Meanwhile, Lawrence soldiers away, making speeches about the land of opportunity and the importance of being able to toss a mop head straight in the wash, as though she were Norma Rae and this was a cure for cancer.

So, eventually, Joy gets her mop on TV and begins a belated but meteoric rise to business stardom. (Cue an appearance from Bradley Cooper as the slick exec who gives her a break; he seems uncertain as to whether he's a bad guy or a good guy.)

When Joy runs into a bankrupting roadblock, Rudy says his mistake was to ever let her think she was more than a bored housewife peddling her wares to other bored housewives. It's a pretty insulting thing to say to an adult daughter who seems to be one of few family members to hold down a job.

Maybe the geniuses who produced this thing (a long list that includes Mangano herself) thought they could sell her story to the same "bored housewives" who buy her stuff.
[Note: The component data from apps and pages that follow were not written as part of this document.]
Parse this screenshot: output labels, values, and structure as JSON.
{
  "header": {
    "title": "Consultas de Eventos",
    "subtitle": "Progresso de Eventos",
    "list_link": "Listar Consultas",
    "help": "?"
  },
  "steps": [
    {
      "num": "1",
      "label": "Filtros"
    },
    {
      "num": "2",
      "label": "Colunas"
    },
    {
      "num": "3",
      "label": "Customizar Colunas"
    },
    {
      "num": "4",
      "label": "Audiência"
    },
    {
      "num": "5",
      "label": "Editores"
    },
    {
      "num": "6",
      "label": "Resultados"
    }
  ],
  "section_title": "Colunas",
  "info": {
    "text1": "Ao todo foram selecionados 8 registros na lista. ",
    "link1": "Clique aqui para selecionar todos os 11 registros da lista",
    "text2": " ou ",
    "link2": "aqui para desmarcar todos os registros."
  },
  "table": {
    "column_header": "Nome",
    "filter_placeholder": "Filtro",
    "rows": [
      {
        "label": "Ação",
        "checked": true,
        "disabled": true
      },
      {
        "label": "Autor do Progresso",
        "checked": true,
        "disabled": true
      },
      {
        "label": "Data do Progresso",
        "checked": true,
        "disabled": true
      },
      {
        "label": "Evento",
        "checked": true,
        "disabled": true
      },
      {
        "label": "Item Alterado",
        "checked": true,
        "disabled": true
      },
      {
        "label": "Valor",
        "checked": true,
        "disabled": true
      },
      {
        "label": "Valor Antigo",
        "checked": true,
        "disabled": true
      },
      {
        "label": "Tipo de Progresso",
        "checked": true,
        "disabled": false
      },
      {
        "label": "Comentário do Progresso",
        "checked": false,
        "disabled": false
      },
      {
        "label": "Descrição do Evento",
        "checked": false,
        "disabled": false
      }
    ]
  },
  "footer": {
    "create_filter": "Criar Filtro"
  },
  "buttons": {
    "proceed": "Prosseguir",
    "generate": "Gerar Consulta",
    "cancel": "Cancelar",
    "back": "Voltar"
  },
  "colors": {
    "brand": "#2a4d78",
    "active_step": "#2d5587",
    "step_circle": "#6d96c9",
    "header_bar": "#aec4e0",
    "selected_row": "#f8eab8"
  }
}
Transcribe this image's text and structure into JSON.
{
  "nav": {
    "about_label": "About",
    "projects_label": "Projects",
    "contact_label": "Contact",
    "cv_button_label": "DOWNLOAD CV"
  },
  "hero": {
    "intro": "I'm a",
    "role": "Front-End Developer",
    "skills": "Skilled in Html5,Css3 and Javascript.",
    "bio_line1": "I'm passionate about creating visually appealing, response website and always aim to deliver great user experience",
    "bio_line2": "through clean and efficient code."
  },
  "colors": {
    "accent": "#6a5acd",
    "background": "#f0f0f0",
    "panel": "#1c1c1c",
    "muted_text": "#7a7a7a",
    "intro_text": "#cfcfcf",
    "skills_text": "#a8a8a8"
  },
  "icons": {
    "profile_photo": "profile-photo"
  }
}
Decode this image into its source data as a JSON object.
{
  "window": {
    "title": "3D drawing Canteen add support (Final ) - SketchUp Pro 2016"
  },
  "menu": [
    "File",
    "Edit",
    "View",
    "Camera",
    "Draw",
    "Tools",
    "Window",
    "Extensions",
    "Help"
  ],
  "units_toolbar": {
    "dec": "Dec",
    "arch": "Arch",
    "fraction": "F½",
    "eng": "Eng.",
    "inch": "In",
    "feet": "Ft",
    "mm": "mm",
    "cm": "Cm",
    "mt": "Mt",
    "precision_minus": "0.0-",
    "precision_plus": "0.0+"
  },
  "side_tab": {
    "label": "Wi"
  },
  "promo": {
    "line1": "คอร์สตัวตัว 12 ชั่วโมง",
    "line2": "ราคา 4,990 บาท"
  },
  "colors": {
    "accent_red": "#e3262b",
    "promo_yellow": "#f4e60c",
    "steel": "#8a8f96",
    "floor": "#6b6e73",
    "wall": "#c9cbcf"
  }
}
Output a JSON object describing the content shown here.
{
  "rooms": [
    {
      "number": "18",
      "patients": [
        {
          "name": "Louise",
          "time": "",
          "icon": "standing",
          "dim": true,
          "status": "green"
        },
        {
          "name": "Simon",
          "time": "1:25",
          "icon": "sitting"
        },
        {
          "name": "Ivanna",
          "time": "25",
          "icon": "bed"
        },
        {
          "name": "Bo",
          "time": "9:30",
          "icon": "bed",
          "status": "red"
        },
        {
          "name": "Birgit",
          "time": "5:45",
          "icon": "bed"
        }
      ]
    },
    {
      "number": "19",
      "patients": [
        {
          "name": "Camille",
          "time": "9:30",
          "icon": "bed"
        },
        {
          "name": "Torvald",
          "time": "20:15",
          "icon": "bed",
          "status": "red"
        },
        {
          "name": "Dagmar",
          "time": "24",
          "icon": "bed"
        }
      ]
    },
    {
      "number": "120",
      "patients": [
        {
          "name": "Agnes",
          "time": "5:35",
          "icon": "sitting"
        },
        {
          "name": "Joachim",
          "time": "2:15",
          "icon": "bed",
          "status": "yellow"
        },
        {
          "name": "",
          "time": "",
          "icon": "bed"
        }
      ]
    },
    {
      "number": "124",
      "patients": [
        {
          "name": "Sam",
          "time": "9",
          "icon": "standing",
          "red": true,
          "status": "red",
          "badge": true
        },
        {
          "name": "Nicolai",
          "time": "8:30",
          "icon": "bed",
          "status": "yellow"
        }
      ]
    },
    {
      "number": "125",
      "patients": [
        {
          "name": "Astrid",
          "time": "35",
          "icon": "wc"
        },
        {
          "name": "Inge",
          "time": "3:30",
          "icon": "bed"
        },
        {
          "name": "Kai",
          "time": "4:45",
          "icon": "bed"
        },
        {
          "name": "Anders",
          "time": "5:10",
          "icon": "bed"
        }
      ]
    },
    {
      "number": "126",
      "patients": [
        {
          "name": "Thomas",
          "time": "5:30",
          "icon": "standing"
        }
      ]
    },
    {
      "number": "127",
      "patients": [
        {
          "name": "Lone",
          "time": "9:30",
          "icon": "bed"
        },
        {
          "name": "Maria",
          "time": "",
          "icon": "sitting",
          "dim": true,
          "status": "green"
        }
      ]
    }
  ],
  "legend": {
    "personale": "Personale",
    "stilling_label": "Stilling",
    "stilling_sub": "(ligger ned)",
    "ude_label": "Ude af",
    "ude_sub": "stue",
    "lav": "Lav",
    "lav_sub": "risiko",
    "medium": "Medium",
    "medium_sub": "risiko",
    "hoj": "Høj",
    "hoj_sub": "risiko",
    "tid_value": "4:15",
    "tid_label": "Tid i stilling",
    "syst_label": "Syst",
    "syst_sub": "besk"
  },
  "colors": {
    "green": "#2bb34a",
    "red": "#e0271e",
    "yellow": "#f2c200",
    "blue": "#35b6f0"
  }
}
Perhaps people who make gazillions selling housewares on The Shopping Channel deserve to be honoured; if they do, Joy is not a fitting tribute to Mangano – nor to the mop.